+++ Data section +++
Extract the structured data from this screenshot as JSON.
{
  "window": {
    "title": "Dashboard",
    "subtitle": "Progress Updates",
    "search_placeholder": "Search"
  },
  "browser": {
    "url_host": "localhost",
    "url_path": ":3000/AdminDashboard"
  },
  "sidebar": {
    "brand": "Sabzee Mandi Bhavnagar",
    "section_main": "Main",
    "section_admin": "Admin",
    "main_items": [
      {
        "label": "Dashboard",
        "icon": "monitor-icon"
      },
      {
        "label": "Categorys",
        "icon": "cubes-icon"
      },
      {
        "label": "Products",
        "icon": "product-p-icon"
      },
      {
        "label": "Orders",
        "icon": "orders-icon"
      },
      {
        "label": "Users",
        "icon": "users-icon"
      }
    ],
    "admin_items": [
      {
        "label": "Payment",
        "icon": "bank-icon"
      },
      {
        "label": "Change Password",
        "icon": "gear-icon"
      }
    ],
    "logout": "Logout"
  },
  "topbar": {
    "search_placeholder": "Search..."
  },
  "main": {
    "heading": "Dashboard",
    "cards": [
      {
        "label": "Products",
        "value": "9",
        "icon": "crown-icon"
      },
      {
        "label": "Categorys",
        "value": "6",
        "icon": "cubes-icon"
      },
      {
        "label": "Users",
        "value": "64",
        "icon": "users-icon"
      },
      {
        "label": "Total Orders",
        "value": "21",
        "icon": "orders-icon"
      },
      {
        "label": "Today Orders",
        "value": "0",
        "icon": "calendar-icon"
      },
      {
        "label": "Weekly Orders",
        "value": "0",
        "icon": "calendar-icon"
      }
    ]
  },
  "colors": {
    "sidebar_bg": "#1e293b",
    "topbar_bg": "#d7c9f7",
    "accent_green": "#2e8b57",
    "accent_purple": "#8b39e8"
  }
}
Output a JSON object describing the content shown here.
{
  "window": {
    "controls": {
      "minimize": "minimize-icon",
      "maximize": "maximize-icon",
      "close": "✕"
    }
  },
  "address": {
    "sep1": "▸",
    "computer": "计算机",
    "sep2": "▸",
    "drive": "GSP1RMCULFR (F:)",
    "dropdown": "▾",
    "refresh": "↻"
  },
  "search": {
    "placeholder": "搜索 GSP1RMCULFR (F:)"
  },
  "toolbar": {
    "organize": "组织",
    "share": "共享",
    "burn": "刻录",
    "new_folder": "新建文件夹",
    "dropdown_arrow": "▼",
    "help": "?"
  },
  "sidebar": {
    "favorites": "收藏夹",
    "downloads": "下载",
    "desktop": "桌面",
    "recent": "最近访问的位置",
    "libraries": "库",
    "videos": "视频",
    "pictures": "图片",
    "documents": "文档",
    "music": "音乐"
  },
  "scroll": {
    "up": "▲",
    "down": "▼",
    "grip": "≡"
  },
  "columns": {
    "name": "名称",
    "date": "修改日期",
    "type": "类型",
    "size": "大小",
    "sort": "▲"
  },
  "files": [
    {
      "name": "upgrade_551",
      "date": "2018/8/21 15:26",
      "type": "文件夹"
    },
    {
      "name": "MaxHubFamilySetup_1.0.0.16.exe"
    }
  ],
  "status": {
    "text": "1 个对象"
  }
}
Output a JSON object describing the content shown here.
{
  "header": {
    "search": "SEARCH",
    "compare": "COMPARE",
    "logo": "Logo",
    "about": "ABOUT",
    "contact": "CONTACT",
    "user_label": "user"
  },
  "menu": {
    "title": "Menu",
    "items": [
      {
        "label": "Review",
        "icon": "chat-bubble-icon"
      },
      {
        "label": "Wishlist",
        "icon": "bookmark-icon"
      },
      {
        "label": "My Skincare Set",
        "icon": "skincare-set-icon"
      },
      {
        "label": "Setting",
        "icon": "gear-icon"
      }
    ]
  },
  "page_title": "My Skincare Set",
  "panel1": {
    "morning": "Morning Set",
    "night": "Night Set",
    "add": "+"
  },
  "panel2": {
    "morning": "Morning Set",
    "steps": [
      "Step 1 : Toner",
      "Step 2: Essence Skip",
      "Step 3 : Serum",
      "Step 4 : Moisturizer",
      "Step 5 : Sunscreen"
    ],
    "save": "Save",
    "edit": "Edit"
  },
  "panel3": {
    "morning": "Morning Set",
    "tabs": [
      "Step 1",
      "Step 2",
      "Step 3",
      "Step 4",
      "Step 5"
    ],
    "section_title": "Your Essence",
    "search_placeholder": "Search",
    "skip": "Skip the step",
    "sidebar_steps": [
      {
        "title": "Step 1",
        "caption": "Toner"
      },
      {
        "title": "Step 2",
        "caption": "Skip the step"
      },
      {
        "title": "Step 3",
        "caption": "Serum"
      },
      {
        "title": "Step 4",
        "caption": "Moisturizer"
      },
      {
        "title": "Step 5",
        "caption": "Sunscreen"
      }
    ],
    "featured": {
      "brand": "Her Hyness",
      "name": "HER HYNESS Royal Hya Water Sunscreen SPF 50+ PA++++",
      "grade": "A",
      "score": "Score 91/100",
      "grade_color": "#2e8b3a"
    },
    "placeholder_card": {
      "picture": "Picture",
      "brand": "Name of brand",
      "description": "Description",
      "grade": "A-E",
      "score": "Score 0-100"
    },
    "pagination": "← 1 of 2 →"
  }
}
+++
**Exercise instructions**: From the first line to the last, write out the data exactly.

**Answer to this exercise**:
Extract the structured data from this screenshot as JSON.
{
  "window": {
    "title": "Dashboard",
    "subtitle": "Progress Updates",
    "search_placeholder": "Search"
  },
  "browser": {
    "url_host": "localhost",
    "url_path": ":3000/AdminDashboard"
  },
  "sidebar": {
    "brand": "Sabzee Mandi Bhavnagar",
    "section_main": "Main",
    "section_admin": "Admin",
    "main_items": [
      {
        "label": "Dashboard",
        "icon": "monitor-icon"
      },
      {
        "label": "Categorys",
        "icon": "cubes-icon"
      },
      {
        "label": "Products",
        "icon": "product-p-icon"
      },
      {
        "label": "Orders",
        "icon": "orders-icon"
      },
      {
        "label": "Users",
        "icon": "users-icon"
      }
    ],
    "admin_items": [
      {
        "label": "Payment",
        "icon": "bank-icon"
      },
      {
        "label": "Change Password",
        "icon": "gear-icon"
      }
    ],
    "logout": "Logout"
  },
  "topbar": {
    "search_placeholder": "Search..."
  },
  "main": {
    "heading": "Dashboard",
    "cards": [
      {
        "label": "Products",
        "value": "9",
        "icon": "crown-icon"
      },
      {
        "label": "Categorys",
        "value": "6",
        "icon": "cubes-icon"
      },
      {
        "label": "Users",
        "value": "64",
        "icon": "users-icon"
      },
      {
        "label": "Total Orders",
        "value": "21",
        "icon": "orders-icon"
      },
      {
        "label": "Today Orders",
        "value": "0",
        "icon": "calendar-icon"
      },
      {
        "label": "Weekly Orders",
        "value": "0",
        "icon": "calendar-icon"
      }
    ]
  },
  "colors": {
    "sidebar_bg": "#1e293b",
    "topbar_bg": "#d7c9f7",
    "accent_green": "#2e8b57",
    "accent_purple": "#8b39e8"
  }
}
Output a JSON object describing the content shown here.
{
  "window": {
    "controls": {
      "minimize": "minimize-icon",
      "maximize": "maximize-icon",
      "close": "✕"
    }
  },
  "address": {
    "sep1": "▸",
    "computer": "计算机",
    "sep2": "▸",
    "drive": "GSP1RMCULFR (F:)",
    "dropdown": "▾",
    "refresh": "↻"
  },
  "search": {
    "placeholder": "搜索 GSP1RMCULFR (F:)"
  },
  "toolbar": {
    "organize": "组织",
    "share": "共享",
    "burn": "刻录",
    "new_folder": "新建文件夹",
    "dropdown_arrow": "▼",
    "help": "?"
  },
  "sidebar": {
    "favorites": "收藏夹",
    "downloads": "下载",
    "desktop": "桌面",
    "recent": "最近访问的位置",
    "libraries": "库",
    "videos": "视频",
    "pictures": "图片",
    "documents": "文档",
    "music": "音乐"
  },
  "scroll": {
    "up": "▲",
    "down": "▼",
    "grip": "≡"
  },
  "columns": {
    "name": "名称",
    "date": "修改日期",
    "type": "类型",
    "size": "大小",
    "sort": "▲"
  },
  "files": [
    {
      "name": "upgrade_551",
      "date": "2018/8/21 15:26",
      "type": "文件夹"
    },
    {
      "name": "MaxHubFamilySetup_1.0.0.16.exe"
    }
  ],
  "status": {
    "text": "1 个对象"
  }
}
Output a JSON object describing the content shown here.
{
  "header": {
    "search": "SEARCH",
    "compare": "COMPARE",
    "logo": "Logo",
    "about": "ABOUT",
    "contact": "CONTACT",
    "user_label": "user"
  },
  "menu": {
    "title": "Menu",
    "items": [
      {
        "label": "Review",
        "icon": "chat-bubble-icon"
      },
      {
        "label": "Wishlist",
        "icon": "bookmark-icon"
      },
      {
        "label": "My Skincare Set",
        "icon": "skincare-set-icon"
      },
      {
        "label": "Setting",
        "icon": "gear-icon"
      }
    ]
  },
  "page_title": "My Skincare Set",
  "panel1": {
    "morning": "Morning Set",
    "night": "Night Set",
    "add": "+"
  },
  "panel2": {
    "morning": "Morning Set",
    "steps": [
      "Step 1 : Toner",
      "Step 2: Essence Skip",
      "Step 3 : Serum",
      "Step 4 : Moisturizer",
      "Step 5 : Sunscreen"
    ],
    "save": "Save",
    "edit": "Edit"
  },
  "panel3": {
    "morning": "Morning Set",
    "tabs": [
      "Step 1",
      "Step 2",
      "Step 3",
      "Step 4",
      "Step 5"
    ],
    "section_title": "Your Essence",
    "search_placeholder": "Search",
    "skip": "Skip the step",
    "sidebar_steps": [
      {
        "title": "Step 1",
        "caption": "Toner"
      },
      {
        "title": "Step 2",
        "caption": "Skip the step"
      },
      {
        "title": "Step 3",
        "caption": "Serum"
      },
      {
        "title": "Step 4",
        "caption": "Moisturizer"
      },
      {
        "title": "Step 5",
        "caption": "Sunscreen"
      }
    ],
    "featured": {
      "brand": "Her Hyness",
      "name": "HER HYNESS Royal Hya Water Sunscreen SPF 50+ PA++++",
      "grade": "A",
      "score": "Score 91/100",
      "grade_color": "#2e8b3a"
    },
    "placeholder_card": {
      "picture": "Picture",
      "brand": "Name of brand",
      "description": "Description",
      "grade": "A-E",
      "score": "Score 0-100"
    },
    "pagination": "← 1 of 2 →"
  }
}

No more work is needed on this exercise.